|International Classification||A61M5/31, A61M5/32|
|Cooperative Classification||A61M5/3275, A61M2005/3103, A61M2005/3249, A61M2005/325|
|Jul 26, 1996||AS||Assignment|
Owner name: KALEVA DESIGN INC., CALIFORNIA
Free format text: ASSIGNMENT OF ASSIGNORS INTEREST;ASSIGNORS:WILKES, ROBERT D.;TURIN, PAUL S.;ULLRICH, ROBERT G.;AND OTHERS;REEL/FRAME:008135/0566;SIGNING DATES FROM 19960703 TO 19960724

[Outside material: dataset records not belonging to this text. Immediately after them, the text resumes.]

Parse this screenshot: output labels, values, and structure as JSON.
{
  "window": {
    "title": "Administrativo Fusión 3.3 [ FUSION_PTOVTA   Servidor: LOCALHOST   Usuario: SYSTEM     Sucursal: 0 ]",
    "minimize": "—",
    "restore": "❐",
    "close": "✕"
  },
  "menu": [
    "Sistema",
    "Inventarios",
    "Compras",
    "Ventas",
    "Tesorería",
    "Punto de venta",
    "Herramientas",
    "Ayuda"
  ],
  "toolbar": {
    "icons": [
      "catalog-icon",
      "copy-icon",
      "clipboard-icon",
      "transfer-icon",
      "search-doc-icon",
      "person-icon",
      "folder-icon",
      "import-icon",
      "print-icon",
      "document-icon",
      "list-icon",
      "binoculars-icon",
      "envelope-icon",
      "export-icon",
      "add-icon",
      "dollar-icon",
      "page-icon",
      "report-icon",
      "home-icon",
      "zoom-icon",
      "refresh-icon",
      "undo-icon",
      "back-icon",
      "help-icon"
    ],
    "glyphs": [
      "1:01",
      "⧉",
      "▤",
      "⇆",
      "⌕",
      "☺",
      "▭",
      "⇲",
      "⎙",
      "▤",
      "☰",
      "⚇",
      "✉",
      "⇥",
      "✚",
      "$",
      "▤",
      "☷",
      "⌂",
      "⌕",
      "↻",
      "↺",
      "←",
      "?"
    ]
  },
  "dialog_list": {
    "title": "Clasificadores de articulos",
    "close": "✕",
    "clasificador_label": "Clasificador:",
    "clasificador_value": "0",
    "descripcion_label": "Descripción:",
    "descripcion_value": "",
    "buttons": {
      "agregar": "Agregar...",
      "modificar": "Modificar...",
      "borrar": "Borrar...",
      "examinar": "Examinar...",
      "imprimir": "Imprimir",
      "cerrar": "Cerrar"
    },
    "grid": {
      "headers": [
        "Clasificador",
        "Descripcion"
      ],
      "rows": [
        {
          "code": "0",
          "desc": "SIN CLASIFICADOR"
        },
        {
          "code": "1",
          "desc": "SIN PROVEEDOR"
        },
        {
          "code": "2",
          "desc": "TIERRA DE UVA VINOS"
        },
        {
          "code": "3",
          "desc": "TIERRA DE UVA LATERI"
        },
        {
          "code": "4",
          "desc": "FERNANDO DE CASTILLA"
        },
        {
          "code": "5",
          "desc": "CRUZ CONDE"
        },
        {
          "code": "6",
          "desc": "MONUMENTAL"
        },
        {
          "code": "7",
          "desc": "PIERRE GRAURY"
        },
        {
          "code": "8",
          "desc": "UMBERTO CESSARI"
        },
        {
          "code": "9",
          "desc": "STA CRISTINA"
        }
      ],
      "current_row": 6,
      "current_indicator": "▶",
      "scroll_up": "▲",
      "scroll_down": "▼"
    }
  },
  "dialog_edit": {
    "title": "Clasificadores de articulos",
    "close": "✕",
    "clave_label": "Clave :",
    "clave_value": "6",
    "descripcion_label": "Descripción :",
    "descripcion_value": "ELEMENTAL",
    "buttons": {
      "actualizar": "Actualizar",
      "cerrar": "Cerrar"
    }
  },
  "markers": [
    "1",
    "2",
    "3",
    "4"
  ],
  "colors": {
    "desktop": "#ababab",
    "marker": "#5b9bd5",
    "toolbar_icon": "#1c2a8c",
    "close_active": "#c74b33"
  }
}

|Oct 9, 2001||FPAY||Fee payment|
Year of fee payment: 4
|Oct 20, 2005||FPAY||Fee payment|
Year of fee payment: 8
|Nov 30, 2009||REMI||Maintenance fee reminder mailed|
|Apr 28, 2010||LAPS||Lapse for failure to pay maintenance fees|
|Jun 15, 2010||FP||Expired due to failure to pay maintenance fee|
Effective date: 20100428